SAN FRANCISCO, Calif. (KRON/AP) – Organizers of the recall effort against California Gov. Gavin Newsom collected enough valid signatures to qualify for the ballot.

The California secretary of state’s office announced Monday that more than 1.6 million signatures had been verified, about 100,000 more than needed to force a vote on the first-term Democrat.

An election is likely in the fall where voters would face two questions: Should Newsom be recalled and who should replace him?

The votes on the second question will only be counted if more than half say yes to the first.

Who else is running for governor?

Last week, Caitlyn Jenner joined the list of candidates running to replace Newsom. In 2003, voters recalled Democratic Gov. Gray Davis and replaced him with Republican Arnold Schwarzenegger.
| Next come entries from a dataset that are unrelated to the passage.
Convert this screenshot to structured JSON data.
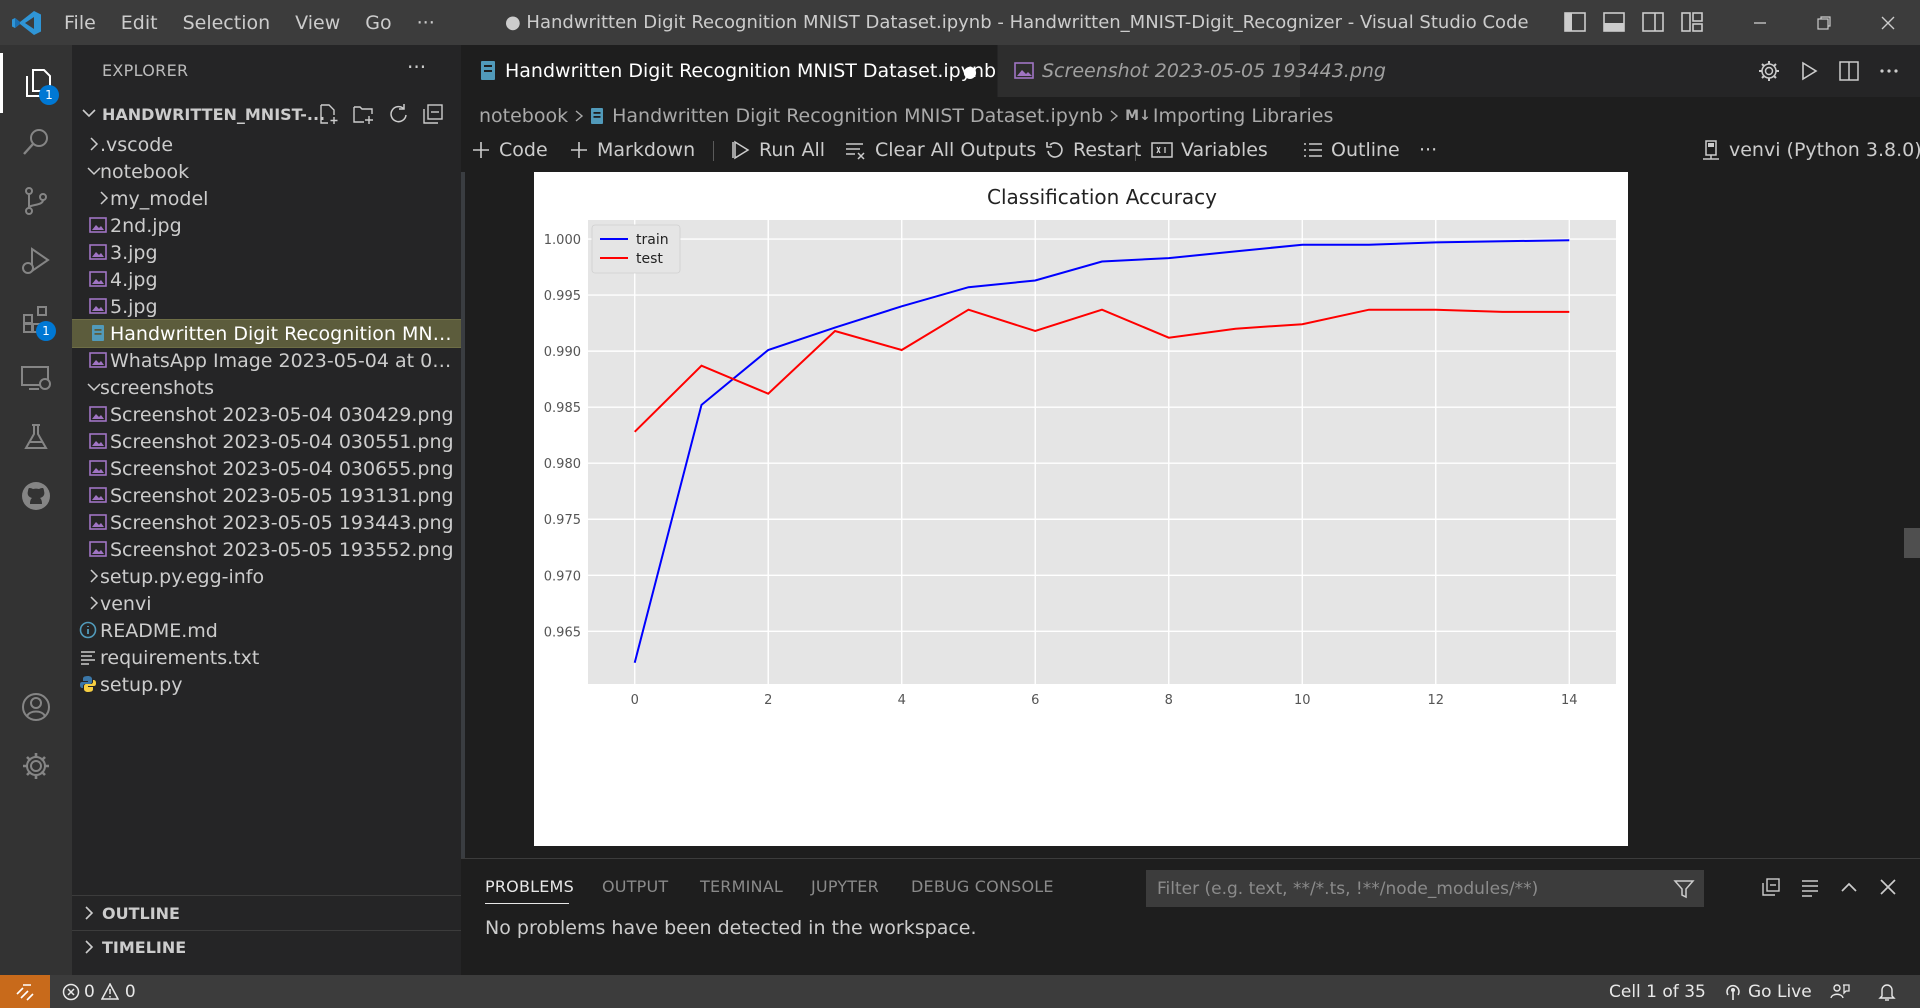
{
  "titlebar": {
    "menu": [
      "File",
      "Edit",
      "Selection",
      "View",
      "Go",
      "···"
    ],
    "title": "● Handwritten Digit Recognition MNIST Dataset.ipynb - Handwritten_MNIST-Digit_Recognizer - Visual Studio Code"
  },
  "activity": {
    "explorer_badge": "1",
    "extensions_badge": "1"
  },
  "sidebar": {
    "header": "EXPLORER",
    "more": "···",
    "root": "HANDWRITTEN_MNIST-...",
    "tree": [
      {
        "label": ".vscode",
        "type": "folder-closed",
        "depth": 1
      },
      {
        "label": "notebook",
        "type": "folder-open",
        "depth": 1
      },
      {
        "label": "my_model",
        "type": "folder-closed",
        "depth": 2
      },
      {
        "label": "2nd.jpg",
        "type": "image",
        "depth": 2
      },
      {
        "label": "3.jpg",
        "type": "image",
        "depth": 2
      },
      {
        "label": "4.jpg",
        "type": "image",
        "depth": 2
      },
      {
        "label": "5.jpg",
        "type": "image",
        "depth": 2
      },
      {
        "label": "Handwritten Digit Recognition MNI...",
        "type": "notebook",
        "depth": 2,
        "selected": true
      },
      {
        "label": "WhatsApp Image 2023-05-04 at 02....",
        "type": "image",
        "depth": 2
      },
      {
        "label": "screenshots",
        "type": "folder-open",
        "depth": 1
      },
      {
        "label": "Screenshot 2023-05-04 030429.png",
        "type": "image",
        "depth": 2
      },
      {
        "label": "Screenshot 2023-05-04 030551.png",
        "type": "image",
        "depth": 2
      },
      {
        "label": "Screenshot 2023-05-04 030655.png",
        "type": "image",
        "depth": 2
      },
      {
        "label": "Screenshot 2023-05-05 193131.png",
        "type": "image",
        "depth": 2
      },
      {
        "label": "Screenshot 2023-05-05 193443.png",
        "type": "image",
        "depth": 2
      },
      {
        "label": "Screenshot 2023-05-05 193552.png",
        "type": "image",
        "depth": 2
      },
      {
        "label": "setup.py.egg-info",
        "type": "folder-closed",
        "depth": 1
      },
      {
        "label": "venvi",
        "type": "folder-closed",
        "depth": 1
      },
      {
        "label": "README.md",
        "type": "info",
        "depth": 1
      },
      {
        "label": "requirements.txt",
        "type": "text",
        "depth": 1
      },
      {
        "label": "setup.py",
        "type": "python",
        "depth": 1
      }
    ],
    "outline": "OUTLINE",
    "timeline": "TIMELINE"
  },
  "editor": {
    "tabs": [
      {
        "label": "Handwritten Digit Recognition MNIST Dataset.ipynb",
        "dirty": "●",
        "active": true
      },
      {
        "label": "Screenshot 2023-05-05 193443.png",
        "active": false
      }
    ],
    "breadcrumb": {
      "folder": "notebook",
      "file": "Handwritten Digit Recognition MNIST Dataset.ipynb",
      "md_badge": "M↓",
      "section": "Importing Libraries"
    },
    "toolbar": {
      "code": "Code",
      "markdown": "Markdown",
      "run_all": "Run All",
      "clear_outputs": "Clear All Outputs",
      "restart": "Restart",
      "variables": "Variables",
      "outline": "Outline",
      "more": "···",
      "kernel": "venvi (Python 3.8.0)"
    }
  },
  "chart_data": {
    "type": "line",
    "title": "Classification Accuracy",
    "xlabel": "",
    "ylabel": "",
    "x": [
      0,
      1,
      2,
      3,
      4,
      5,
      6,
      7,
      8,
      9,
      10,
      11,
      12,
      13,
      14
    ],
    "series": [
      {
        "name": "train",
        "color": "#0000ff",
        "values": [
          0.9622,
          0.9852,
          0.9901,
          0.9921,
          0.994,
          0.9957,
          0.9963,
          0.998,
          0.9983,
          0.9989,
          0.9995,
          0.9995,
          0.9997,
          0.9998,
          0.9999
        ]
      },
      {
        "name": "test",
        "color": "#ff0000",
        "values": [
          0.9828,
          0.9887,
          0.9862,
          0.9918,
          0.9901,
          0.9937,
          0.9918,
          0.9937,
          0.9912,
          0.992,
          0.9924,
          0.9937,
          0.9937,
          0.9935,
          0.9935
        ]
      }
    ],
    "xticks": [
      0,
      2,
      4,
      6,
      8,
      10,
      12,
      14
    ],
    "yticks": [
      "0.965",
      "0.970",
      "0.975",
      "0.980",
      "0.985",
      "0.990",
      "0.995",
      "1.000"
    ],
    "xlim": [
      -0.7,
      14.7
    ],
    "ylim": [
      0.9603,
      1.0017
    ],
    "grid": true,
    "legend": "upper-left",
    "background": "#e5e5e5"
  },
  "panel": {
    "tabs": [
      "PROBLEMS",
      "OUTPUT",
      "TERMINAL",
      "JUPYTER",
      "DEBUG CONSOLE"
    ],
    "filter_placeholder": "Filter (e.g. text, **/*.ts, !**/node_modules/**)",
    "message": "No problems have been detected in the workspace."
  },
  "status": {
    "errors": "0",
    "warnings": "0",
    "cell": "Cell 1 of 35",
    "golive": "Go Live"
  },
  "colors": {
    "accent": "#0078d4",
    "remote": "#c86a1b",
    "selected_row": "#5c5c3c"
  }
}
In addition to Jenner, porn star Mary Carey has also announced she plans to run for governor, as well as Republican businessman John Cox, former San Diego mayor Kevin Faulconer, and former GOP Rep. Doug Ose.

“This now triggers the next phase of the recall process, a 30-business-day period in which voters may submit written requests to county Registrars of Voters to remove their names from the recall petition,” California’s secretary of state said in a statement.

Californians divided on Newsom

A poll released by Nexstar Media Group’s six California Television Stations along with Emerson College found Californians are split when it comes to Newsom’s performance and he has his work cut out for him if he is to hold onto his office for another term.

A majority of Californians believe a change in the governor is needed in 2022 when Newsom is up for re-election.

The poll found respondents were nearly evenly split if they approved of Newsom’s job as Governor: 41.8% said they approved, 40.3% said they disapprove and 17.9% were unsure or had no opinion.

When broken down by party affiliation:

Vote to Recall

  • 11.8% of Democrats
  • 86.2% of Republicans
  • 39.4% of Independents

Vote to Keep

  • 65.6% of Democrats
  • 6.3% of Republicans
  • 34.5% of Independents


  • 16.4% of Democrats
  • 6.7% of Republicans
  • 15.8% of Independents

Would not Vote

  • 6.2% of Democrats
  • 0.8% of Republicans
  • 10.3% of Independents

A majority of Californians are at least moderately interested in the recall election.

The recall effort

The recall effort against Governor Newsom gained steam over the winter as coronavirus cases spike in California, keeping schools and businesses closed to the frustration of many Californians.

Outrage grew after Newsom was caught having dinner at the high-end Napa Valley restaurant French Laundry, which was contrary to his own public health advice.

Newsom, who also has faced criticism over the state’s slow vaccine rollout earlier said last week there are several lessons he learned while the state’s fight against the pandemic.

Newsom conceded the state could have done a better job educating and communicating to the put public as state restrictions changed throughout the past year.

The group needed 1.5 million signatures validated by state elections officials.

The update comes after several state and national Democratic leaders have publicly rebuked the recall, claiming it’s a partisan power grab by Republicans but supporters say the signatures tell a different story.

“They’re pawns in Gavin Newsom’s chess game. They’re in denial, 38% of the people who have signed our petition are democrats and decline to state [no party preference] so they’re out of touch with their own base,” Economy said.

“It’s coming from some major Democrats, and some people who have never been involved in the political process before,” Anne Dunsmore, campaign manager of Rescue California, said.

Newsom’s campaign manager Dan Newman said the Republican recall is a partisan attempt to install a Trump supporter as governor.

“We’re not going to change course because of a few naysayers and doomsdayers,” Newsom said in his State of the State address on March 9.

But recall organizers say the governor’s vaccine tour, State of the State address, and recent policy changes have not slowed down the signature-gathering effort.

Newsom’s response

After the news broke Monday that the recall election would officially be happening, Newsom tweeted in part “there’s too much at stake.”

“This Republican recall threatens our values and seeks to undo the important progress we’ve made — from fighting COVID, to helping struggling families, protecting our environment, and passing commonsense gun violence solutions,” he tweeted along with a 30-second video.

In March, Newsom and other Democratic allies launched a campaign committee to stop the proposed recall election, kicking off their effort with an advertisement attacking the attempted recall as a “power grab” by Republicans.

Under state rules, Newsom alone is allowed to raise money in unlimited amounts, while other candidates must adhere to contribution limits.

The Associated Press contributed to this report.